Rear-seat headroom is sorely lacking and legroom is even worse. There are only two real seating positions — in front, so think of the coupe as your basic two-seater.
Under The Hood: The C350’s 3.5-liter V6 is all-new for 2012. It’s the same size as last year’s powerplant, but considerably more powerful, and far more fuel-efficient. 
Mercedes claims it does the 0-60 drill in a respectable 5.9 seconds — two tenths of a second quicker than last year’s 3.5, but I’ve seen reviews claiming times as low as 5.4 seconds. Either way, it feels V8-strong, has a rumbling exhaust note, and delivers almost 4-banger fuel economy at an EPA-rated 20/29 mpg. 
The standard 7-speed automatic shifts quick and clean. Our test vehicle featured the available Dynamic Handling Package, which includes paddle shifters. Mercedes doesn’t offer a stick for the C250 or C350. Most C-Class models come with rear-wheel drive, although 4MATIC all-wheel drive is available on all versions.
Behind The Wheel: The C-Class delivers an exceptional driving experience, with great driver feedback — the C-Class chassis tells the driver exactly what the car is doing. Steering is precise. Braking is terrific. Handling is rock-solid, and so stable it’s very hard to get into trouble.
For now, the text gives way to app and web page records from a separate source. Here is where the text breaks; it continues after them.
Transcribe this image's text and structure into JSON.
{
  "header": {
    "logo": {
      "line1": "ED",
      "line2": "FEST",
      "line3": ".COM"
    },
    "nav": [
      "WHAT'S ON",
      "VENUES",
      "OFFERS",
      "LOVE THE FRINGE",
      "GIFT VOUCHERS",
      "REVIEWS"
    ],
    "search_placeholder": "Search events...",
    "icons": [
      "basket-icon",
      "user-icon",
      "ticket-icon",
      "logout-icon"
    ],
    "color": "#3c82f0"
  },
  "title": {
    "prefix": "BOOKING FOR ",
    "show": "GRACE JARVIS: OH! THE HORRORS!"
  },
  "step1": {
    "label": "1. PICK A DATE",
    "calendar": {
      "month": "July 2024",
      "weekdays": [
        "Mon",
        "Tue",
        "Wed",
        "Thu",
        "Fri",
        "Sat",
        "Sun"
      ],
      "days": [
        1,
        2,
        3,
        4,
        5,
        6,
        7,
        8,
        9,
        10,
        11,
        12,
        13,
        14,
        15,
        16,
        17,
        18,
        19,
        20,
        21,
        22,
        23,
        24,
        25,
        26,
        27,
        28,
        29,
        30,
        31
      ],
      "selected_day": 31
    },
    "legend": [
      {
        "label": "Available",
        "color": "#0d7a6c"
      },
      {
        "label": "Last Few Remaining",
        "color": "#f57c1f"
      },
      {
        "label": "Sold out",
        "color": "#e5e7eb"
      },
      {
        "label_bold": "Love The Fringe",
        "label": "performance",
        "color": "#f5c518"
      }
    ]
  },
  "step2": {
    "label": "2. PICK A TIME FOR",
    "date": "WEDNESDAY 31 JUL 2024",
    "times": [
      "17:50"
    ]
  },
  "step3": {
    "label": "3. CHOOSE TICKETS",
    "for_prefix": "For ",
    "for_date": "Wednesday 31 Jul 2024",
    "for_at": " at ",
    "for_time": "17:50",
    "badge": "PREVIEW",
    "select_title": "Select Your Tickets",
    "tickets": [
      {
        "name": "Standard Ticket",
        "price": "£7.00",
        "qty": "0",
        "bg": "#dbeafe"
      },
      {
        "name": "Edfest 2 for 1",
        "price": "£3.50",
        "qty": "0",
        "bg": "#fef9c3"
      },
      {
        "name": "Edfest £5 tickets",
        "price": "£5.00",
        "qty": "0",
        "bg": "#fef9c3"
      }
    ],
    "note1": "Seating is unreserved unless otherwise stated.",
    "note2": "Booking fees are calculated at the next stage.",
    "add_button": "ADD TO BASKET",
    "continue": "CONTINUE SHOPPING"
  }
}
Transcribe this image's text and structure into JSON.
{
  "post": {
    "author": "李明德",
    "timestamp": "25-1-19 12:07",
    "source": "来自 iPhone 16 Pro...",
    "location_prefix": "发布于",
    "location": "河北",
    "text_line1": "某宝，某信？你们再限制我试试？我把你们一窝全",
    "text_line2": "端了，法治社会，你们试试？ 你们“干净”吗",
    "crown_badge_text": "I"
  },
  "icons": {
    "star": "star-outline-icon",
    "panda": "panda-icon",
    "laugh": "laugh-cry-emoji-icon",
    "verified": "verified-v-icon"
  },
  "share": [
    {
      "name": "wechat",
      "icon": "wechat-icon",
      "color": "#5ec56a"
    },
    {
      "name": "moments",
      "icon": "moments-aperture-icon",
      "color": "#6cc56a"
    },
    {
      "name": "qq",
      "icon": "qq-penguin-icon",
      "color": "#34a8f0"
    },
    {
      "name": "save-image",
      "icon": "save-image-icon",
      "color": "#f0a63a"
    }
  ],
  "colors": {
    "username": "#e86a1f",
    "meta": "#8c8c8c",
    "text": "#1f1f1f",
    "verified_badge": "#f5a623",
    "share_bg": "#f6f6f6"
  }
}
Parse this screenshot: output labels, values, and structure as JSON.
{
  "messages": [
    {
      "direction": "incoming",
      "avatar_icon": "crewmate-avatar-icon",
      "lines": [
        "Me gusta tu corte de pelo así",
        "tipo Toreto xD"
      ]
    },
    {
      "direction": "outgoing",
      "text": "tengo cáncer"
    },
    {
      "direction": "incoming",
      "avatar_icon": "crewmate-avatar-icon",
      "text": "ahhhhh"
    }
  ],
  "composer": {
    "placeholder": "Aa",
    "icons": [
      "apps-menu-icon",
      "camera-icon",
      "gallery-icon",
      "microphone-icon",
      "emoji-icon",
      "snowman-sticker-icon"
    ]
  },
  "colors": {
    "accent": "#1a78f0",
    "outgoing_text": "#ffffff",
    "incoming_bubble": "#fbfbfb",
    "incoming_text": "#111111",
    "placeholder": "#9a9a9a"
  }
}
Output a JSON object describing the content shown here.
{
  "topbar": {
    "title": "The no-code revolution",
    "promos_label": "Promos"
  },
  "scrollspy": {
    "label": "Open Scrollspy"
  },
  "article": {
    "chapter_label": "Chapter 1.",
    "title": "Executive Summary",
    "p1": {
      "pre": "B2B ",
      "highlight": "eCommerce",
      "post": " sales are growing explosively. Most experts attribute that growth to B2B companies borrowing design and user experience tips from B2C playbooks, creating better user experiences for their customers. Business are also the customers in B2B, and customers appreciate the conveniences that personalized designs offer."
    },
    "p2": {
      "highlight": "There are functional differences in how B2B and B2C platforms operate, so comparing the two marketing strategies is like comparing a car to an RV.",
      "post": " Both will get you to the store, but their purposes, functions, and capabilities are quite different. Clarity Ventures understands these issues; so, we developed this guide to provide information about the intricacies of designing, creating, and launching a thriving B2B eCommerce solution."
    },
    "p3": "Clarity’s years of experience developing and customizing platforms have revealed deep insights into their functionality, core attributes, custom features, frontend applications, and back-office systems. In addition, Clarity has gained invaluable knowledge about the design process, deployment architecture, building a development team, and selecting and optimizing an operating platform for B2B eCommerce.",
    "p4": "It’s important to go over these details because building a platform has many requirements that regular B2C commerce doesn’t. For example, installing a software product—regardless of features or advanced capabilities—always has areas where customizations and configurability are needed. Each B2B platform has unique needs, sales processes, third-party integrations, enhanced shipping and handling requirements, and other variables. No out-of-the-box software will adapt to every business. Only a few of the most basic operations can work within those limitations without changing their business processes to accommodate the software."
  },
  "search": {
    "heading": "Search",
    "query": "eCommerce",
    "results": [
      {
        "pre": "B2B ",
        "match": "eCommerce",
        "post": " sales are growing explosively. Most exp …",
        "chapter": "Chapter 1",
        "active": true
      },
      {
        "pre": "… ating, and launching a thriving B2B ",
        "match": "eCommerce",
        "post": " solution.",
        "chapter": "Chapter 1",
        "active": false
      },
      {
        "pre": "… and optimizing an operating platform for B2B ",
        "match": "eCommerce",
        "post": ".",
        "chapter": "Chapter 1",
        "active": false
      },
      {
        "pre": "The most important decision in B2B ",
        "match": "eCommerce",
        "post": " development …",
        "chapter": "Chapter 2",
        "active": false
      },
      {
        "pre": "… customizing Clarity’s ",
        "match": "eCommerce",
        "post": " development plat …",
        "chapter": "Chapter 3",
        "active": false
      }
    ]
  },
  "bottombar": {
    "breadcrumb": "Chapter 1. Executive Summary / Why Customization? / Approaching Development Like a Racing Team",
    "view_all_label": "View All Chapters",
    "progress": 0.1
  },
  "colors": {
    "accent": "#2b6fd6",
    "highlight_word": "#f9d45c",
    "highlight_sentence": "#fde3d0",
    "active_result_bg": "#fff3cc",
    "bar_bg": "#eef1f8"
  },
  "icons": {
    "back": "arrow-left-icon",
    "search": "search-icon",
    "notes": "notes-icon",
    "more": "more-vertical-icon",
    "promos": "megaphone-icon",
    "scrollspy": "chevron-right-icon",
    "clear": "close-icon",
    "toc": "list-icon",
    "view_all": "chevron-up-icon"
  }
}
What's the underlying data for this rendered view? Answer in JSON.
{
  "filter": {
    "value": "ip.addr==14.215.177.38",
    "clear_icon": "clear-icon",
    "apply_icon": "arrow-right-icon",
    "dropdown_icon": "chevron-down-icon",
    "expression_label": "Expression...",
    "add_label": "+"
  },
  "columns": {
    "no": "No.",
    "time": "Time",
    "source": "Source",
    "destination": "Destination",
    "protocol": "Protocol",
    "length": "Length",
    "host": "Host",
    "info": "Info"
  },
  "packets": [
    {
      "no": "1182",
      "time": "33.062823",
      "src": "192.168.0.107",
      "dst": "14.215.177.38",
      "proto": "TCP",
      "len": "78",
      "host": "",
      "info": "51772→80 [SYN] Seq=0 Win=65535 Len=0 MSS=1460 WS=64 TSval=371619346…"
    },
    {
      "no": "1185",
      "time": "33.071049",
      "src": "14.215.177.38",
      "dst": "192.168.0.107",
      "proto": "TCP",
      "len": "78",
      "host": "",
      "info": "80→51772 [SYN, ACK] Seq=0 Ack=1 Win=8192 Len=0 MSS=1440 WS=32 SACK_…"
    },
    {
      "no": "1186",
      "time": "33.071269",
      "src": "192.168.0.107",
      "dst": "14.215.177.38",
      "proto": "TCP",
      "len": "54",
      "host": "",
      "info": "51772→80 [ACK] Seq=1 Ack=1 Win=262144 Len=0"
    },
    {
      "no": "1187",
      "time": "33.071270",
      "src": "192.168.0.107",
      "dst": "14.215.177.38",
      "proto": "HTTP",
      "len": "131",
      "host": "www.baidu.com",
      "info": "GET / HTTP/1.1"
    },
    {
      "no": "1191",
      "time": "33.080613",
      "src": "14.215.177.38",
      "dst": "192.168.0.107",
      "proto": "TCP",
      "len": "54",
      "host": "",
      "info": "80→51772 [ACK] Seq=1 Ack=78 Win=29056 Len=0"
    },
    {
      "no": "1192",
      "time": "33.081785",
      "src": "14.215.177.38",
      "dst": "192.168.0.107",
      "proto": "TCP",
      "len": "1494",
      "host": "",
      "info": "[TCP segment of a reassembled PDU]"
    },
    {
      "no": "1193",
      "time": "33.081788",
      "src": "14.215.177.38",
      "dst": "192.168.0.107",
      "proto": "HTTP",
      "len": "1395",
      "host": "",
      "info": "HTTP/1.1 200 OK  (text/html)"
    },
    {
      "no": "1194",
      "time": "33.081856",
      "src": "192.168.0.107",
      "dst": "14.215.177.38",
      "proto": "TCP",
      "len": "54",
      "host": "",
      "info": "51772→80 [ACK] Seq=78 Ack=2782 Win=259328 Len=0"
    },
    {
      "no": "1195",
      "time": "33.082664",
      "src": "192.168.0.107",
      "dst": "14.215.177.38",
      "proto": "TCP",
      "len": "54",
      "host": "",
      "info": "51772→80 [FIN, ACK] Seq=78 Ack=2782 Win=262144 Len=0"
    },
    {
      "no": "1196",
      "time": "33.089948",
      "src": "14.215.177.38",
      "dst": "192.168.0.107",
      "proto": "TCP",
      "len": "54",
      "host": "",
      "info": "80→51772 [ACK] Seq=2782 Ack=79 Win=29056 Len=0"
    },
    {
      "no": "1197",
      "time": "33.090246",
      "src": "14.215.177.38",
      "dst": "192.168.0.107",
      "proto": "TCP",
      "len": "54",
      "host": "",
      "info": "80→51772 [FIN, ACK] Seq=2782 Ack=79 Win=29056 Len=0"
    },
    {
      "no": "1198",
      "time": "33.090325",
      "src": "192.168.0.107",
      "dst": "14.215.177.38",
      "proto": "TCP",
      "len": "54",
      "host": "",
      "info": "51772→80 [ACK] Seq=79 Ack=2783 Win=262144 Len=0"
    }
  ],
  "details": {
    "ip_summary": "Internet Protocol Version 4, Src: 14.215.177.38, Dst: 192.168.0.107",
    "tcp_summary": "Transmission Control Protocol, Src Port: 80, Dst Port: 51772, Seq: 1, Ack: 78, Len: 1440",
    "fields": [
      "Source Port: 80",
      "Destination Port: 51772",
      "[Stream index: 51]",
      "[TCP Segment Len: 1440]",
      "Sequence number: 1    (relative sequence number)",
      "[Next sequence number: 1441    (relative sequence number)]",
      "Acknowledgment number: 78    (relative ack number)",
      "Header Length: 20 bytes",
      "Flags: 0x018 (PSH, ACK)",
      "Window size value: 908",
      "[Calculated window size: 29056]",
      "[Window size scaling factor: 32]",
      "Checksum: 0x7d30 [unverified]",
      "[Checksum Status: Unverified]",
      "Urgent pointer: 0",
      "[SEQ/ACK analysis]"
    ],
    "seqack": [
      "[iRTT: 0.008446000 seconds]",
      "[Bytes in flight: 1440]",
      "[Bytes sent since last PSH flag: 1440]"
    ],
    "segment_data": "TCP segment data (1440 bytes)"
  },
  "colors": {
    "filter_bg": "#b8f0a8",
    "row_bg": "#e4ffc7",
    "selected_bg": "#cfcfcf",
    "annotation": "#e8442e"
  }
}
And it does all this without taking away any of the refinement or comfort that makes driving a Mercedes a fatigue-free process.
Whines: The same one I’ve had about Mercedes-Benz for the 20+ years I’ve written automotive reviews — the placement of the cruise control lever interferes with the turn signal stalk, and in my view is a major safety hazard. Instead of signaling for a turn and slowing down, you engage the cruise as you prepare to go around a corner. 
Bottom Line: The Mercedes-Benz C-Class represents a broad range of models designed for different priorities. This stylish new coupe, equipped with the new 3.5-liter V6 offers surprising power, terrific handling and respectable fuel economy. In short, the C-Class coupe delivers pure driving enjoyment coupled with safety, stability, and Mercedes luxury.